**WORK INSTRUCTION**
Find the word "placeholder" in the material below and gather every line that contains it.
-- -- --
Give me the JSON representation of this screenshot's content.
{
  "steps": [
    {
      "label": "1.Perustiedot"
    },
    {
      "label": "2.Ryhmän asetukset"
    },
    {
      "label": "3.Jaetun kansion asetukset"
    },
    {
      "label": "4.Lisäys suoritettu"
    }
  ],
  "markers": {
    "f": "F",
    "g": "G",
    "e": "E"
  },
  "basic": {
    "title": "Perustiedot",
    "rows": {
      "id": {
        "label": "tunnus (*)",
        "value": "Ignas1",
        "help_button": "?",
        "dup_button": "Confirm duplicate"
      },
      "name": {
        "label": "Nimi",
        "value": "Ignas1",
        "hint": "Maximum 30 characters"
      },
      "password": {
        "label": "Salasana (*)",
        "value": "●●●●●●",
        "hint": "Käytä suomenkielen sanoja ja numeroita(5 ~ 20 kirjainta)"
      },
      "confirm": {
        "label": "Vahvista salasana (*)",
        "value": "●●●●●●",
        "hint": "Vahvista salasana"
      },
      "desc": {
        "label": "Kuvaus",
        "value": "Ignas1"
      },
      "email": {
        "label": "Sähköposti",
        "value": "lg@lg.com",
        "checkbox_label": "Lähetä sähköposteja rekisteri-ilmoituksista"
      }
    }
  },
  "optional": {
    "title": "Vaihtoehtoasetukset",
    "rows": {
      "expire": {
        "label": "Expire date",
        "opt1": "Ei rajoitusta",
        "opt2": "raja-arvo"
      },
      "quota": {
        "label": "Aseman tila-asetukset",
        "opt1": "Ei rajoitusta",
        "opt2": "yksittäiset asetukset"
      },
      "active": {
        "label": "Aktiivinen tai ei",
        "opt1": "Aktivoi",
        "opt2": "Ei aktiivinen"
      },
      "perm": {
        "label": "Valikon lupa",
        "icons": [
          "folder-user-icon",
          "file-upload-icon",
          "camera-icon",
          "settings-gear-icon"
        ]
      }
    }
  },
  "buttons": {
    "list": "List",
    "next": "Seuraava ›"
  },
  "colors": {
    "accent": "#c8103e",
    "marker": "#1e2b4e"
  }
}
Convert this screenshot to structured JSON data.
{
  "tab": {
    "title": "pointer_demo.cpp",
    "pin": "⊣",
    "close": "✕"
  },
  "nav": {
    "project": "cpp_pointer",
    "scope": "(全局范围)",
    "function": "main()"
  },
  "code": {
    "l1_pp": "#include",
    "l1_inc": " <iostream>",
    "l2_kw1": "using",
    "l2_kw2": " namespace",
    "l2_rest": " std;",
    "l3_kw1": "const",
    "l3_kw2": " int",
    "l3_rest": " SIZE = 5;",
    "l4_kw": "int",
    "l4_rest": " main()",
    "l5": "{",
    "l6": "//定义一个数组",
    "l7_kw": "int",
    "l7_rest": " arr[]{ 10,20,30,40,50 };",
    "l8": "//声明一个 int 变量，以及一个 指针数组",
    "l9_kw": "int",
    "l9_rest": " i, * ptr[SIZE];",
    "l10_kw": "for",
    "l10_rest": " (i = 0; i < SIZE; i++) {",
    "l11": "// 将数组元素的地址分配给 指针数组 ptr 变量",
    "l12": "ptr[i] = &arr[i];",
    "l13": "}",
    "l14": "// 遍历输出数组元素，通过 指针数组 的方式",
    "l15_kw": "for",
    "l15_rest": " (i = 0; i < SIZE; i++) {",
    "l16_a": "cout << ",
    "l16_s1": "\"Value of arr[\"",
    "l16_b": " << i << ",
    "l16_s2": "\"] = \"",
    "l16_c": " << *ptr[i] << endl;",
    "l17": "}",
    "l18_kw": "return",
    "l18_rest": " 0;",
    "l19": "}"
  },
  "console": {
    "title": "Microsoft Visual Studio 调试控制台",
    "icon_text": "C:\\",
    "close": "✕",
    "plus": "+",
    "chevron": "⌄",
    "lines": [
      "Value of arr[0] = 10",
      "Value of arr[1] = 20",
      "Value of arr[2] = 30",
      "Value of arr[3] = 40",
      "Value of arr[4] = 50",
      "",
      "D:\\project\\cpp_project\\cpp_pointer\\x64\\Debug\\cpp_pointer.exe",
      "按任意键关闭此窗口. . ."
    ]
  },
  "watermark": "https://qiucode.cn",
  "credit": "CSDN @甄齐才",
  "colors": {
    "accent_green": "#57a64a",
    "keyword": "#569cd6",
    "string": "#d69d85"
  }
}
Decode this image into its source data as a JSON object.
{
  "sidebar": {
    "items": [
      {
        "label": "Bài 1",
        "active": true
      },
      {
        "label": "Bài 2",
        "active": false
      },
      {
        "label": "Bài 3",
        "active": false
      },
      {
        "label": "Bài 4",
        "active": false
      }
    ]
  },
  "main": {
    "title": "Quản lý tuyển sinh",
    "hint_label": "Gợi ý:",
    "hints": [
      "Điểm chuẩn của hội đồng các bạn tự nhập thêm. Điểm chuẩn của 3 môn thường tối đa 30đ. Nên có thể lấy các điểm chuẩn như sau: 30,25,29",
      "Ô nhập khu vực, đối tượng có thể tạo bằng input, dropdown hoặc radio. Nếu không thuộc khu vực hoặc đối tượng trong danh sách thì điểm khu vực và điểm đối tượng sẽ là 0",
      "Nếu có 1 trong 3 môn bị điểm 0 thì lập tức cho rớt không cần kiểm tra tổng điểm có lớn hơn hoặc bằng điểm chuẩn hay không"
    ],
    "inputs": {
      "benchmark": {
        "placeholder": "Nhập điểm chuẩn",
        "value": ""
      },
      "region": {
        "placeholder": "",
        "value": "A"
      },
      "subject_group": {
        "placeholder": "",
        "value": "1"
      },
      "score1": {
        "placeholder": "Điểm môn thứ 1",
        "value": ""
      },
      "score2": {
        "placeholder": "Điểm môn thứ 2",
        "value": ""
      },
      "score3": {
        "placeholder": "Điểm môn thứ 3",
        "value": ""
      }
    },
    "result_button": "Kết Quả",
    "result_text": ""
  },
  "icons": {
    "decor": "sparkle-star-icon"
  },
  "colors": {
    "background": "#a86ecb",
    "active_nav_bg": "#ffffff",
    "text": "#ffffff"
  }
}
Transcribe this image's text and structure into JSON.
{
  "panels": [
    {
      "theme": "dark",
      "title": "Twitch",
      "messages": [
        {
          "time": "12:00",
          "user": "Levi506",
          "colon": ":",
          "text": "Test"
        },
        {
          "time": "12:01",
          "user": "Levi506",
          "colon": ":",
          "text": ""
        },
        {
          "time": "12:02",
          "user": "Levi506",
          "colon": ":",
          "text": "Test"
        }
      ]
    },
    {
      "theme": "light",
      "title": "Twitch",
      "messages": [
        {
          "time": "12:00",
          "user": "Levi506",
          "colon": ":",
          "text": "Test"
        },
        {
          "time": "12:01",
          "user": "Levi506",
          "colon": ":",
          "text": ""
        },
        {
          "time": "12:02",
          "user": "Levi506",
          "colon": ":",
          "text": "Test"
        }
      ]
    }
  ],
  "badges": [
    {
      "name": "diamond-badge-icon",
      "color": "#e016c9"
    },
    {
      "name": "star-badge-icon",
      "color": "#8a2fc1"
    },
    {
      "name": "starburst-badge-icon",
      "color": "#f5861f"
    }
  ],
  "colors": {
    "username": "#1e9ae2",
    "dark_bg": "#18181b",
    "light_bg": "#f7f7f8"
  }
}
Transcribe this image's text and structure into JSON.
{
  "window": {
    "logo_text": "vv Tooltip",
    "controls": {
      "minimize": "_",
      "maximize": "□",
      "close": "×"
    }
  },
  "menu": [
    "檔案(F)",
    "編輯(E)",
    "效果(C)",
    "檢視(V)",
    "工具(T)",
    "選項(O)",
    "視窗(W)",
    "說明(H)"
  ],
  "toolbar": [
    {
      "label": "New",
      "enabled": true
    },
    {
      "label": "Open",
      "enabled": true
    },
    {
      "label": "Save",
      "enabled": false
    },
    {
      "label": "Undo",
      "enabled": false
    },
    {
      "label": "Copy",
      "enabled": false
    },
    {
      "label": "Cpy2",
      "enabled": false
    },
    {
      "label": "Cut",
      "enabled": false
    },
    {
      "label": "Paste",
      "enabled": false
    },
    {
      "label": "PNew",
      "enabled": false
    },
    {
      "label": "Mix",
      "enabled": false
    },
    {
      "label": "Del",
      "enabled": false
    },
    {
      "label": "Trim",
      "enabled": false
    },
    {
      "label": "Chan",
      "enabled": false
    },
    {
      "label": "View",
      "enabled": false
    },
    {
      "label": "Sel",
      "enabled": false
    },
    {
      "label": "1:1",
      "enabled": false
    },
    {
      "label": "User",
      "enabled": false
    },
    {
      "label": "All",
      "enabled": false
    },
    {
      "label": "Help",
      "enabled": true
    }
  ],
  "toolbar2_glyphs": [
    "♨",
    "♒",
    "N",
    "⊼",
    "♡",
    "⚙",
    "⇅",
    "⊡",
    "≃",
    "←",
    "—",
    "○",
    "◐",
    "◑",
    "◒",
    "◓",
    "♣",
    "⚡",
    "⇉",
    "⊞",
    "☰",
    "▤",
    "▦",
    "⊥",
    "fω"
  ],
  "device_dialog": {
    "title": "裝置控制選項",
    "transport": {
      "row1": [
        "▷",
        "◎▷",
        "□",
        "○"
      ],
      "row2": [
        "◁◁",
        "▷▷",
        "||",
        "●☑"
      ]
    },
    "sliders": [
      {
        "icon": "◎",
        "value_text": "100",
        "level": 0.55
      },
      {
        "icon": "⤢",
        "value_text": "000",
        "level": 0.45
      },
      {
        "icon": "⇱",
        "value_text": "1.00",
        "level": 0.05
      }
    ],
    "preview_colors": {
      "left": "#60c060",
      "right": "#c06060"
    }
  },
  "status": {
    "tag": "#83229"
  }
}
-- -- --
**RESULT FOR THIS EXERCISE**
        "placeholder": "Nhập điểm chuẩn",
        "placeholder": "",
        "placeholder": "",
        "placeholder": "Điểm môn thứ 1",
        "placeholder": "Điểm môn thứ 2",
        "placeholder": "Điểm môn thứ 3",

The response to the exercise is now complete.